======== DATA FOR REVIEW

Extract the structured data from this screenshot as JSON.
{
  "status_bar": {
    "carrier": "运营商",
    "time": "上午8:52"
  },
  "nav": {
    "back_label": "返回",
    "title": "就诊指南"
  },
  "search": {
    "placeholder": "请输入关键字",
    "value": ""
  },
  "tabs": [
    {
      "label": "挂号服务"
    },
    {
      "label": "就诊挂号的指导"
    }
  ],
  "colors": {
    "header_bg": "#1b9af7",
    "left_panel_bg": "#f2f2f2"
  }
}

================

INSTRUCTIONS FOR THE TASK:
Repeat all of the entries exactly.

PROBLEM SOLUTION:
Extract the structured data from this screenshot as JSON.
{
  "status_bar": {
    "carrier": "运营商",
    "time": "上午8:52"
  },
  "nav": {
    "back_label": "返回",
    "title": "就诊指南"
  },
  "search": {
    "placeholder": "请输入关键字",
    "value": ""
  },
  "tabs": [
    {
      "label": "挂号服务"
    },
    {
      "label": "就诊挂号的指导"
    }
  ],
  "colors": {
    "header_bg": "#1b9af7",
    "left_panel_bg": "#f2f2f2"
  }
}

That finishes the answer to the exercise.